DATASET Block Start
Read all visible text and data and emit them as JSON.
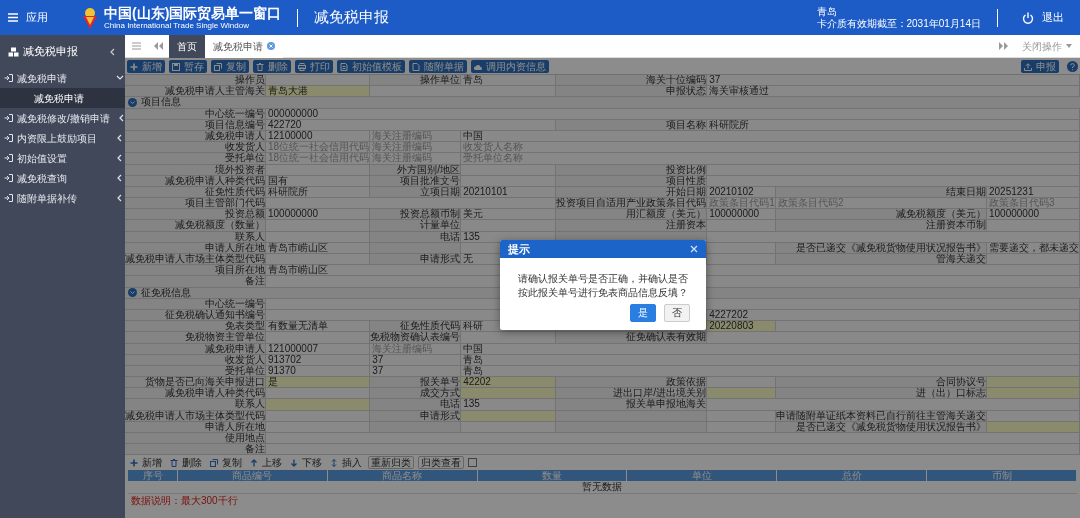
{
  "header": {
    "menu_label": "应用",
    "site_title": "中国(山东)国际贸易单一窗口",
    "site_subtitle": "China International Trade Single Window",
    "module_title": "减免税申报",
    "user": "青岛",
    "card_expiry": "卡介质有效期截至：2031年01月14日",
    "logout": "退出"
  },
  "sidebar": {
    "title": "减免税申报",
    "items": [
      {
        "label": "减免税申请",
        "expanded": true,
        "children": [
          {
            "label": "减免税申请",
            "selected": true
          }
        ]
      },
      {
        "label": "减免税修改/撤销申请",
        "expanded": false
      },
      {
        "label": "内资限上鼓励项目",
        "expanded": false
      },
      {
        "label": "初始值设置",
        "expanded": false
      },
      {
        "label": "减免税查询",
        "expanded": false
      },
      {
        "label": "随附单据补传",
        "expanded": false
      }
    ]
  },
  "tabs": [
    {
      "kind": "home",
      "label": "首页",
      "selected": false
    },
    {
      "kind": "page",
      "label": "减免税申请",
      "selected": true
    }
  ],
  "tab_actions": "关闭操作",
  "toolbar": [
    {
      "kind": "add",
      "label": "新增"
    },
    {
      "kind": "save",
      "label": "暂存"
    },
    {
      "kind": "copy",
      "label": "复制"
    },
    {
      "kind": "delete",
      "label": "删除"
    },
    {
      "kind": "print",
      "label": "打印"
    },
    {
      "kind": "template",
      "label": "初始值模板"
    },
    {
      "kind": "attachment",
      "label": "随附单据"
    },
    {
      "kind": "import",
      "label": "调用内资信息"
    }
  ],
  "submit_button": {
    "kind": "upload",
    "label": "申报"
  },
  "form": [
    {
      "kind": "fields",
      "fields": [
        {
          "label": "操作员",
          "inputs": [
            {
              "required": false
            }
          ]
        },
        {
          "label": "操作单位",
          "inputs": [
            {
              "value": "青岛",
              "required": false
            }
          ]
        },
        {
          "label": "海关十位编码",
          "inputs": [
            {
              "value": "37",
              "required": false
            }
          ]
        }
      ]
    },
    {
      "kind": "fields",
      "fields": [
        {
          "label": "减免税申请人主管海关",
          "inputs": [
            {
              "value": "青岛大港",
              "required": true
            },
            {
              "required": false
            }
          ]
        },
        {
          "label": "申报状态",
          "inputs": [
            {
              "value": "海关审核通过",
              "required": false
            }
          ]
        }
      ]
    },
    {
      "kind": "section",
      "title": "项目信息"
    },
    {
      "kind": "fields",
      "fields": [
        {
          "label": "中心统一编号",
          "inputs": [
            {
              "value": "000000000",
              "required": false
            }
          ]
        }
      ]
    },
    {
      "kind": "fields",
      "fields": [
        {
          "label": "项目信息编号",
          "inputs": [
            {
              "value": "422720",
              "required": false
            }
          ]
        },
        {
          "label": "项目名称",
          "inputs": [
            {
              "value": "科研院所",
              "required": false
            }
          ]
        }
      ]
    },
    {
      "kind": "fields",
      "fields": [
        {
          "label": "减免税申请人",
          "inputs": [
            {
              "value": "12100000",
              "required": false
            },
            {
              "placeholder": "海关注册编码",
              "required": false
            },
            {
              "value": "中国",
              "required": false
            }
          ]
        }
      ]
    },
    {
      "kind": "fields",
      "fields": [
        {
          "label": "收发货人",
          "inputs": [
            {
              "placeholder": "18位统一社会信用代码",
              "required": false
            },
            {
              "placeholder": "海关注册编码",
              "required": false
            },
            {
              "placeholder": "收发货人名称",
              "required": false
            }
          ]
        }
      ]
    },
    {
      "kind": "fields",
      "fields": [
        {
          "label": "受托单位",
          "inputs": [
            {
              "placeholder": "18位统一社会信用代码",
              "required": false
            },
            {
              "placeholder": "海关注册编码",
              "required": false
            },
            {
              "placeholder": "受托单位名称",
              "required": false
            }
          ]
        }
      ]
    },
    {
      "kind": "fields",
      "fields": [
        {
          "label": "境外投资者",
          "inputs": [
            {
              "required": false
            }
          ]
        },
        {
          "label": "外方国别/地区",
          "inputs": [
            {
              "required": false
            }
          ]
        },
        {
          "label": "投资比例",
          "inputs": [
            {
              "required": false
            }
          ]
        }
      ]
    },
    {
      "kind": "fields",
      "fields": [
        {
          "label": "减免税申请人种类代码",
          "inputs": [
            {
              "value": "国有",
              "required": false
            }
          ]
        },
        {
          "label": "项目批准文号",
          "inputs": [
            {
              "required": false
            }
          ]
        },
        {
          "label": "项目性质",
          "inputs": [
            {
              "required": false
            }
          ]
        }
      ]
    },
    {
      "kind": "fields",
      "fields": [
        {
          "label": "征免性质代码",
          "inputs": [
            {
              "value": "科研院所",
              "required": false
            }
          ]
        },
        {
          "label": "立项日期",
          "inputs": [
            {
              "value": "20210101",
              "required": false
            }
          ]
        },
        {
          "label": "开始日期",
          "inputs": [
            {
              "value": "20210102",
              "required": false
            }
          ]
        },
        {
          "label": "结束日期",
          "inputs": [
            {
              "value": "20251231",
              "required": false
            }
          ]
        }
      ]
    },
    {
      "kind": "fields",
      "fields": [
        {
          "label": "项目主管部门代码",
          "inputs": [
            {
              "required": false
            }
          ]
        },
        {
          "label": "投资项目自适用产业政策条目代码",
          "inputs": [
            {
              "placeholder": "政策条目代码1",
              "required": false
            },
            {
              "placeholder": "政策条目代码2",
              "required": false
            },
            {
              "placeholder": "政策条目代码3",
              "required": false
            }
          ]
        }
      ]
    },
    {
      "kind": "fields",
      "fields": [
        {
          "label": "投资总额",
          "inputs": [
            {
              "value": "100000000",
              "required": false
            }
          ]
        },
        {
          "label": "投资总额币制",
          "inputs": [
            {
              "value": "美元",
              "required": false
            }
          ]
        },
        {
          "label": "用汇额度（美元）",
          "inputs": [
            {
              "value": "100000000",
              "required": false
            }
          ]
        },
        {
          "label": "减免税额度（美元）",
          "inputs": [
            {
              "value": "100000000",
              "required": false
            }
          ]
        }
      ]
    },
    {
      "kind": "fields",
      "fields": [
        {
          "label": "减免税额度（数量）",
          "inputs": [
            {
              "required": false
            }
          ]
        },
        {
          "label": "计量单位",
          "inputs": [
            {
              "required": false
            }
          ]
        },
        {
          "label": "注册资本",
          "inputs": [
            {
              "required": false
            }
          ]
        },
        {
          "label": "注册资本币制",
          "inputs": [
            {
              "required": false
            }
          ]
        }
      ]
    },
    {
      "kind": "fields",
      "fields": [
        {
          "label": "联系人",
          "inputs": [
            {
              "required": false
            }
          ]
        },
        {
          "label": "电话",
          "inputs": [
            {
              "value": "135",
              "required": false
            }
          ]
        },
        {
          "inputs": [
            {
              "required": false
            }
          ]
        }
      ]
    },
    {
      "kind": "fields",
      "fields": [
        {
          "label": "申请人所在地",
          "inputs": [
            {
              "value": "青岛市崂山区",
              "required": false
            }
          ]
        },
        {
          "inputs": [
            {
              "required": false
            }
          ]
        },
        {
          "inputs": [
            {
              "required": false
            }
          ]
        },
        {
          "label": "是否已递交《减免税货物使用状况报告书》",
          "inputs": [
            {
              "value": "需要递交，都未递交",
              "required": false
            }
          ]
        }
      ]
    },
    {
      "kind": "fields",
      "fields": [
        {
          "label": "减免税申请人市场主体类型代码",
          "inputs": [
            {
              "required": false
            }
          ]
        },
        {
          "label": "申请形式",
          "inputs": [
            {
              "value": "无",
              "required": false
            }
          ]
        },
        {
          "inputs": [
            {
              "required": false
            }
          ]
        },
        {
          "label": "管海关递交",
          "inputs": [
            {
              "required": false
            }
          ]
        }
      ]
    },
    {
      "kind": "fields",
      "fields": [
        {
          "label": "项目所在地",
          "inputs": [
            {
              "value": "青岛市崂山区",
              "required": false
            }
          ]
        }
      ]
    },
    {
      "kind": "fields",
      "fields": [
        {
          "label": "备注",
          "inputs": [
            {
              "required": false
            }
          ]
        }
      ]
    },
    {
      "kind": "section",
      "title": "征免税信息"
    },
    {
      "kind": "fields",
      "fields": [
        {
          "label": "中心统一编号",
          "inputs": [
            {
              "required": false
            }
          ]
        }
      ]
    },
    {
      "kind": "fields",
      "fields": [
        {
          "label": "征免税确认通知书编号",
          "inputs": [
            {
              "required": false
            }
          ]
        },
        {
          "inputs": [
            {
              "value": "4227202",
              "required": false
            }
          ]
        }
      ]
    },
    {
      "kind": "fields",
      "fields": [
        {
          "label": "免表类型",
          "inputs": [
            {
              "value": "有数量无清单",
              "required": false
            }
          ]
        },
        {
          "label": "征免性质代码",
          "inputs": [
            {
              "value": "科研",
              "required": false
            }
          ]
        },
        {
          "inputs": [
            {
              "value": "20220803",
              "required": true
            },
            {
              "required": false
            }
          ]
        }
      ]
    },
    {
      "kind": "fields",
      "fields": [
        {
          "label": "免税物资主管单位",
          "inputs": [
            {
              "required": false
            }
          ]
        },
        {
          "label": "免税物资确认表编号",
          "inputs": [
            {
              "required": false
            }
          ]
        },
        {
          "label": "征免确认表有效期",
          "inputs": [
            {
              "required": false
            }
          ]
        }
      ]
    },
    {
      "kind": "fields",
      "fields": [
        {
          "label": "减免税申请人",
          "inputs": [
            {
              "value": "121000007",
              "required": false
            },
            {
              "placeholder": "海关注册编码",
              "required": false
            },
            {
              "value": "中国",
              "required": false
            }
          ]
        }
      ]
    },
    {
      "kind": "fields",
      "fields": [
        {
          "label": "收发货人",
          "inputs": [
            {
              "value": "913702",
              "required": false
            },
            {
              "value": "37",
              "required": false
            },
            {
              "value": "青岛",
              "required": false
            }
          ]
        }
      ]
    },
    {
      "kind": "fields",
      "fields": [
        {
          "label": "受托单位",
          "inputs": [
            {
              "value": "91370",
              "required": false
            },
            {
              "value": "37",
              "required": false
            },
            {
              "value": "青岛",
              "required": false
            }
          ]
        }
      ]
    },
    {
      "kind": "fields",
      "fields": [
        {
          "label": "货物是否已向海关申报进口",
          "inputs": [
            {
              "value": "是",
              "required": true
            }
          ]
        },
        {
          "label": "报关单号",
          "inputs": [
            {
              "value": "42202",
              "required": true
            }
          ]
        },
        {
          "label": "政策依据",
          "inputs": [
            {
              "required": false
            }
          ]
        },
        {
          "label": "合同协议号",
          "inputs": [
            {
              "required": true
            }
          ]
        }
      ]
    },
    {
      "kind": "fields",
      "fields": [
        {
          "label": "减免税申请人种类代码",
          "inputs": [
            {
              "required": false
            }
          ]
        },
        {
          "label": "成交方式",
          "inputs": [
            {
              "required": true
            }
          ]
        },
        {
          "label": "进出口岸/进出境关别",
          "inputs": [
            {
              "required": true
            }
          ]
        },
        {
          "label": "进（出）口标志",
          "inputs": [
            {
              "required": true
            }
          ]
        }
      ]
    },
    {
      "kind": "fields",
      "fields": [
        {
          "label": "联系人",
          "inputs": [
            {
              "required": true
            }
          ]
        },
        {
          "label": "电话",
          "inputs": [
            {
              "value": "135",
              "required": false
            }
          ]
        },
        {
          "label": "报关单申报地海关",
          "inputs": [
            {
              "required": false
            }
          ]
        }
      ]
    },
    {
      "kind": "fields",
      "fields": [
        {
          "label": "减免税申请人市场主体类型代码",
          "inputs": [
            {
              "required": false
            }
          ]
        },
        {
          "label": "申请形式",
          "inputs": [
            {
              "required": true
            }
          ]
        },
        {
          "inputs": [
            {
              "required": false
            }
          ]
        },
        {
          "label": "申请随附单证纸本资料已自行前往主管海关递交",
          "inputs": [
            {
              "required": false
            }
          ]
        }
      ]
    },
    {
      "kind": "fields",
      "fields": [
        {
          "label": "申请人所在地",
          "inputs": [
            {
              "required": false
            }
          ]
        },
        {
          "inputs": [
            {
              "required": false
            }
          ]
        },
        {
          "inputs": [
            {
              "required": false
            }
          ]
        },
        {
          "label": "是否已递交《减免税货物使用状况报告书》",
          "inputs": [
            {
              "required": true
            }
          ]
        }
      ]
    },
    {
      "kind": "fields",
      "fields": [
        {
          "label": "使用地点",
          "inputs": [
            {
              "required": false
            }
          ]
        }
      ]
    },
    {
      "kind": "fields",
      "fields": [
        {
          "label": "备注",
          "inputs": [
            {
              "required": false
            }
          ]
        }
      ]
    }
  ],
  "goods": {
    "toolbar": [
      {
        "kind": "add",
        "label": "新增"
      },
      {
        "kind": "delete",
        "label": "删除"
      },
      {
        "kind": "copy",
        "label": "复制"
      },
      {
        "kind": "up",
        "label": "上移"
      },
      {
        "kind": "down",
        "label": "下移"
      },
      {
        "kind": "insert",
        "label": "插入"
      },
      {
        "kind": "boxed",
        "label": "重新归类"
      },
      {
        "kind": "boxed",
        "label": "归类查看"
      }
    ],
    "toggle": {
      "checked": false
    },
    "columns": [
      "序号",
      "商品编号",
      "商品名称",
      "数量",
      "单位",
      "总价",
      "币制"
    ],
    "empty_text": "暂无数据"
  },
  "note": "数据说明：最大300千行",
  "dialog": {
    "title": "提示",
    "message": "请确认报关单号是否正确，并确认是否按此报关单号进行免表商品信息反填？",
    "buttons": [
      {
        "kind": "primary",
        "label": "是"
      },
      {
        "kind": "secondary",
        "label": "否"
      }
    ]
  }
}
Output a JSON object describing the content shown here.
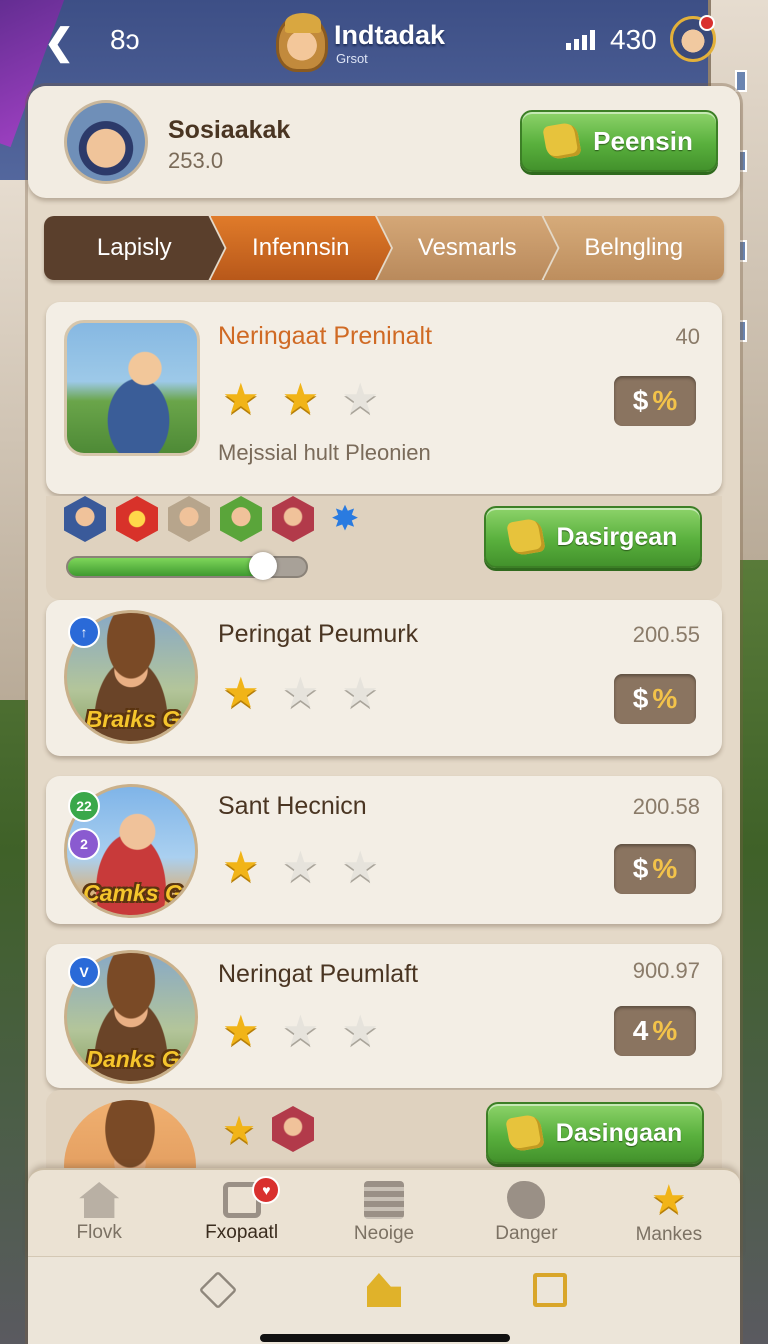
{
  "topbar": {
    "back_icon": "back-arrow-icon",
    "left_count": "8ↄ",
    "title": "Indtadak",
    "subtitle": "Grsot",
    "right_count": "430"
  },
  "profile": {
    "name": "Sosiaakak",
    "score": "253.0",
    "button_label": "Peensin"
  },
  "tabs": [
    {
      "label": "Lapisly"
    },
    {
      "label": "Infennsin"
    },
    {
      "label": "Vesmarls"
    },
    {
      "label": "Belngling"
    }
  ],
  "active_tab": 1,
  "cards": [
    {
      "title": "Neringaat Preninalt",
      "value": "40",
      "stars": 2,
      "max_stars": 3,
      "pct": "%",
      "desc": "Mejssial hult Pleonien"
    },
    {
      "title": "Peringat Peumurk",
      "value": "200.55",
      "stars": 1,
      "max_stars": 3,
      "pct": "%",
      "thumb_label": "Braiks G"
    },
    {
      "title": "Sant Hecnicn",
      "value": "200.58",
      "stars": 1,
      "max_stars": 3,
      "pct": "%",
      "thumb_label": "Camks G",
      "badge_a": "22"
    },
    {
      "title": "Neringat Peumlaft",
      "value": "900.97",
      "stars": 1,
      "max_stars": 3,
      "pct": "%",
      "pct_num": "4",
      "thumb_label": "Danks G"
    }
  ],
  "strip": {
    "button_label": "Dasirgean",
    "progress": 0.82
  },
  "peek": {
    "button_label": "Dasingaan"
  },
  "bottom_nav": [
    {
      "label": "Flovk",
      "icon": "house-icon"
    },
    {
      "label": "Fxopaatl",
      "icon": "inbox-icon",
      "active": true
    },
    {
      "label": "Neoige",
      "icon": "cards-stack-icon"
    },
    {
      "label": "Danger",
      "icon": "blob-icon"
    },
    {
      "label": "Mankes",
      "icon": "star-icon"
    }
  ],
  "colors": {
    "accent_orange": "#e07b2a",
    "button_green": "#59b03d",
    "star_gold": "#f1b418",
    "panel_bg": "#e4d9c8"
  }
}
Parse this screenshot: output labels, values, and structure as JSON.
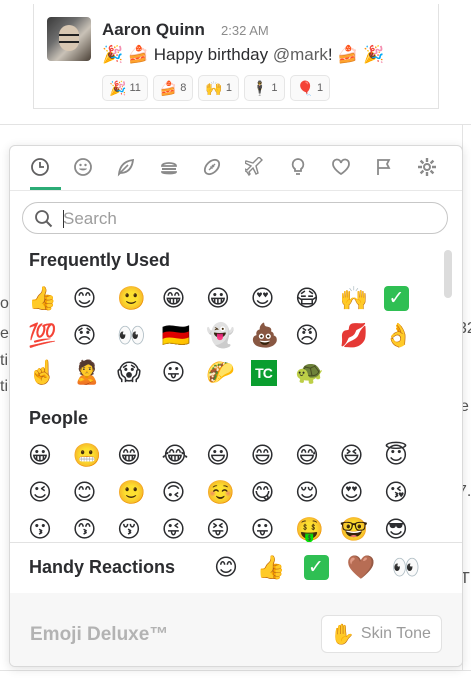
{
  "message": {
    "author": "Aaron Quinn",
    "time": "2:32 AM",
    "text_prefix": "🎉 🍰 Happy birthday ",
    "mention": "@mark",
    "text_suffix": "! 🍰 🎉",
    "reactions": [
      {
        "icon": "🎉",
        "count": "11"
      },
      {
        "icon": "🍰",
        "count": "8"
      },
      {
        "icon": "🙌",
        "count": "1"
      },
      {
        "icon": "🕴",
        "count": "1"
      },
      {
        "icon": "🎈",
        "count": "1"
      }
    ]
  },
  "picker": {
    "tabs": [
      {
        "name": "tab-recent",
        "icon": "clock-icon"
      },
      {
        "name": "tab-people",
        "icon": "smiley-icon"
      },
      {
        "name": "tab-nature",
        "icon": "leaf-icon"
      },
      {
        "name": "tab-food",
        "icon": "burger-icon"
      },
      {
        "name": "tab-activity",
        "icon": "football-icon"
      },
      {
        "name": "tab-travel",
        "icon": "airplane-icon"
      },
      {
        "name": "tab-objects",
        "icon": "lightbulb-icon"
      },
      {
        "name": "tab-symbols",
        "icon": "heart-icon"
      },
      {
        "name": "tab-flags",
        "icon": "flag-icon"
      },
      {
        "name": "tab-custom",
        "icon": "gear-icon"
      }
    ],
    "search_placeholder": "Search",
    "frequently_used_title": "Frequently Used",
    "frequently_used": [
      "👍",
      "😊",
      "🙂",
      "😁",
      "😀",
      "😍",
      "😷",
      "🙌",
      "✅",
      "💯",
      "😞",
      "👀",
      "🇩🇪",
      "👻",
      "💩",
      "😠",
      "💋",
      "👌",
      "☝️",
      "🙎",
      "😱",
      "😛",
      "🌮",
      "TC",
      "🐢"
    ],
    "people_title": "People",
    "people": [
      "😀",
      "😬",
      "😁",
      "😂",
      "😃",
      "😄",
      "😅",
      "😆",
      "😇",
      "😉",
      "😊",
      "🙂",
      "🙃",
      "☺️",
      "😋",
      "😌",
      "😍",
      "😘",
      "😗",
      "😙",
      "😚",
      "😜",
      "😝",
      "😛",
      "🤑",
      "🤓",
      "😎"
    ]
  },
  "handy": {
    "label": "Handy Reactions",
    "emojis": [
      "😊",
      "👍",
      "✅",
      "🤎",
      "👀"
    ]
  },
  "footer": {
    "brand": "Emoji Deluxe™",
    "skin_icon": "✋",
    "skin_label": "Skin Tone"
  },
  "edge_chars": [
    "o",
    "e",
    "ti",
    "ti",
    "32",
    "e",
    "7.",
    "T"
  ]
}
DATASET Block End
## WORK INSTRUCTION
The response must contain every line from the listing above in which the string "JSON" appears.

## RESPONSE TO THIS TASK
Read all visible text and data and emit them as JSON.
Output a JSON object describing the content shown here.
Parse this screenshot: output labels, values, and structure as JSON.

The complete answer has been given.